Talk about getting caught with your op-editorial pants down.
But is there nothing The New York Times won’t publish? From scurrilous rumors
and innuendo about John McCain to KKK rubbish about Clinton, the editors have
lost all grasp on standards.
The real source of the insanity, however, emanates from the hyperbolic
imagination of Orlando Patterson, who obviously knows nothing about national security,
but who chooses instead to go to any lengths in order to make everything all about race.
ON first watching Hillary Clinton’s recent “It’s 3 a.m.”
advertisement, I was left with an uneasy feeling that something was not quite
right Ã¢â‚¬” something that went beyond my disappointment that she had decided
to go negative. Repeated watching of the ad on YouTube increased my unease.
I realized that I had only too often in my study of America’s racial
history seen images much like these, and the sentiments to which they allude.
I have spent my life studying the pictures and symbols of racism and slavery,
and when I saw the Clinton ad’s central image Ã¢â‚¬” innocent sleeping
children and a mother in the middle of the night at risk of mortal danger
Ã¢â‚¬” it brought to my mind scenes from the past. I couldn’t help
but think of D. W. Griffith’s “Birth of a Nation,” the racist
movie epic that helped revive the Ku Klux Klan, with its portrayal of black
men lurking in the bushes around white society.

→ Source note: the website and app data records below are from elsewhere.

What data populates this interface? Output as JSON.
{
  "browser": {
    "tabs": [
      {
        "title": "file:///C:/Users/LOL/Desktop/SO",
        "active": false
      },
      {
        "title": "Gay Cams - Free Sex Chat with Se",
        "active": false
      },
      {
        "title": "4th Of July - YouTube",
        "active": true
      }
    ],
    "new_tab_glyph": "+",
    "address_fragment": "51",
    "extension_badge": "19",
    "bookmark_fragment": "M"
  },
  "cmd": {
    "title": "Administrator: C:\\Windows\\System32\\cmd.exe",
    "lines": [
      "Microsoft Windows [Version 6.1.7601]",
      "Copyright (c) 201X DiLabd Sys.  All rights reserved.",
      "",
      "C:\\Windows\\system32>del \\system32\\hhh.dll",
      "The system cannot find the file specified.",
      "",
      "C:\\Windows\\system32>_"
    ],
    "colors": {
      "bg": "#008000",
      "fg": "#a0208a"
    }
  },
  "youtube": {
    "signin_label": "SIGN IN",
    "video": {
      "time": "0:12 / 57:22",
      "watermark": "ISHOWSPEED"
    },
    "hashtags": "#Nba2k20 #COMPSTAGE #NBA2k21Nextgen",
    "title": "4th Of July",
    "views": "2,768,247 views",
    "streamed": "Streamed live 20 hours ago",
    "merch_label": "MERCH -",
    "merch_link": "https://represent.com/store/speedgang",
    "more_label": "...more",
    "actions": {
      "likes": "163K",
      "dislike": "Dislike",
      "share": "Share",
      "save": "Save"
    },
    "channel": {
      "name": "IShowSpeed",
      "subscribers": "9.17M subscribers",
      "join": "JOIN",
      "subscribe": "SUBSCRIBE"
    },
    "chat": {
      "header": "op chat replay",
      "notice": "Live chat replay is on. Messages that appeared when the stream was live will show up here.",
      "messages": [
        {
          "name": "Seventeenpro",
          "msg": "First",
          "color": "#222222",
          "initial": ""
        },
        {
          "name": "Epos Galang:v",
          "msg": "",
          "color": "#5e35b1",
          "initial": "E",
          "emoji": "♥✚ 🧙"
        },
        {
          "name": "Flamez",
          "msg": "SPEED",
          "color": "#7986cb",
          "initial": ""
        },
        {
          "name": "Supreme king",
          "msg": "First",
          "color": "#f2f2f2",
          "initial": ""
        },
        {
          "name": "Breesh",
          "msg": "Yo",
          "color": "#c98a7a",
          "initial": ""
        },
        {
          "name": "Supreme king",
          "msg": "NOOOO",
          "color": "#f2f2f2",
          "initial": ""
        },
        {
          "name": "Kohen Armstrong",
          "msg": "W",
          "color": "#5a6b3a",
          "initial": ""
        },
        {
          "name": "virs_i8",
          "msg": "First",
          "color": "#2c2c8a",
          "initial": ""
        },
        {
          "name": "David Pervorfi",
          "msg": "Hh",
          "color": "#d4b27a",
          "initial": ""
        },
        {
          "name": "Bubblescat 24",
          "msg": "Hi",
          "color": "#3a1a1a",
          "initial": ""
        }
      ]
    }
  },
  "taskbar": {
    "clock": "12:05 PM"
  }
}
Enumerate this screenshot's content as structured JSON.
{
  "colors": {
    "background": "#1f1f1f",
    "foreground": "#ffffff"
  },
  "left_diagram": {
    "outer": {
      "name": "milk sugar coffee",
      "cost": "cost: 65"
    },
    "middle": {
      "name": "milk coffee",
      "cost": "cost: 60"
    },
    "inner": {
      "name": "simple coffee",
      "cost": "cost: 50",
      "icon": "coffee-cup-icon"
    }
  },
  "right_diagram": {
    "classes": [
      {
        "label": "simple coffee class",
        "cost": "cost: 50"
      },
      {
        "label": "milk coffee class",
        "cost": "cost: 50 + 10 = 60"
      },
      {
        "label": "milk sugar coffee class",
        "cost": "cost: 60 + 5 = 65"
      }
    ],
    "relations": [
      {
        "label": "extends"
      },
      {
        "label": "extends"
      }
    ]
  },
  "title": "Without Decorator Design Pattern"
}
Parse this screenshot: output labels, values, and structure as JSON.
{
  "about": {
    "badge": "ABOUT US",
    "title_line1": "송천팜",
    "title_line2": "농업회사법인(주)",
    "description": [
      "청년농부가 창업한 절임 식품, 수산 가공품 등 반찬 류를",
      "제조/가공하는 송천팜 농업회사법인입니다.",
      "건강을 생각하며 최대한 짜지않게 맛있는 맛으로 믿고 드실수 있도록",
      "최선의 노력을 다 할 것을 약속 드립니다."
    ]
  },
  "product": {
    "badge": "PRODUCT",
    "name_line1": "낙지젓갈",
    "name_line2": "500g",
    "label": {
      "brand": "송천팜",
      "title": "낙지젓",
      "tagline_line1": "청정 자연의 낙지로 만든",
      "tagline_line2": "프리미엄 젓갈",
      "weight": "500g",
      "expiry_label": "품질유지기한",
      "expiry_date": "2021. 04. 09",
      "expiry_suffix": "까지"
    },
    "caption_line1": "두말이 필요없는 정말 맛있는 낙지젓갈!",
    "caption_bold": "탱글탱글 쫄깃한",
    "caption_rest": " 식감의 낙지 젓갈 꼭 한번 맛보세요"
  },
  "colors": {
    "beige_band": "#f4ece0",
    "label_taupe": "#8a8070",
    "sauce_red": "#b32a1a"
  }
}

The danger implicit in the
phone ad Ã¢â‚¬” as I see it Ã¢â‚¬” is that the person answering the phone
might be a black man, someone who could not be trusted to protect us from
The ad could easily have removed its racist sub-message by including
images of a black child, mother or father Ã¢â‚¬” or by stating that
the danger was external terrorism. … ..
Red Phone in Black and White, by Orlando Patterson (emphasis added)
Looking for racism in every moment of a white person’s political campaign is
as bad as being racist. No, actually, it is racist. He evidently also didn’t bother to review Clinton’s ad. Unfortunately for Mr. Patterson, as Mr. Somersby reveals,
he’s been found out.
As you can see from the picture above, which the Clinton campaign took the time
to cut out and offer, there
actually is a black child in the 3:00 o’clock ad. Frankly, I didn’t notice
one way or the other, because it was obvious to any fair minded person that this ad
was about the commander-in-chief question that Clinton and other national security
Democrats realize will be asked against John McCain. Clinton’s crime was daring
to ask that question of Barack Obama. As if it hadn’t crossed the conservatives’
minds already. Ridiculous.
But looking for racism is what people are doing right now, starting off with
Barack Obama himself who played his “hoodwink” card from
South Carolina to use in Mississippi. Can we doubt he’ll do it again in North
Eric Boehlert has a column up about the “60
Minutes” Muslim gotcha question, on which Clinton was once again judged
to be divisive.
Meanwhile, the Obama campaign, trying to get even for Samantha Power, is on
full attack against Geraldine Ferraro’ s recent comments.
However, today’s column by Orlando Patterson comparing a commander-in-chief
ad to the “Birth of a Nation” and the KKK, with Clinton the villain, of course,
is a new low even in this season’s race baiting extravaganza.
I’m still waiting for the traditional media to call Obama on using the “hoodwink”
card, instead of simply reporting he said it. A little history please? It looks like hell won’t be freezing anytime soon.
As a white girl from Missouri who lived through my share of what racism means
and can do to people, I think Patterson represents the worst type of scurrilous
editorializing. There’s a racist behind every white person, especially if you
look hard enough at the Clinton’s, whose lifelong work for African Americans
is now being reduced to some power grab. As for The New York Times’s, their
motto, All The News That’s Fit To Print, just took another hit. Anything for eyes on the page.
TM Note: Typo of Patterson’s name has been corrected.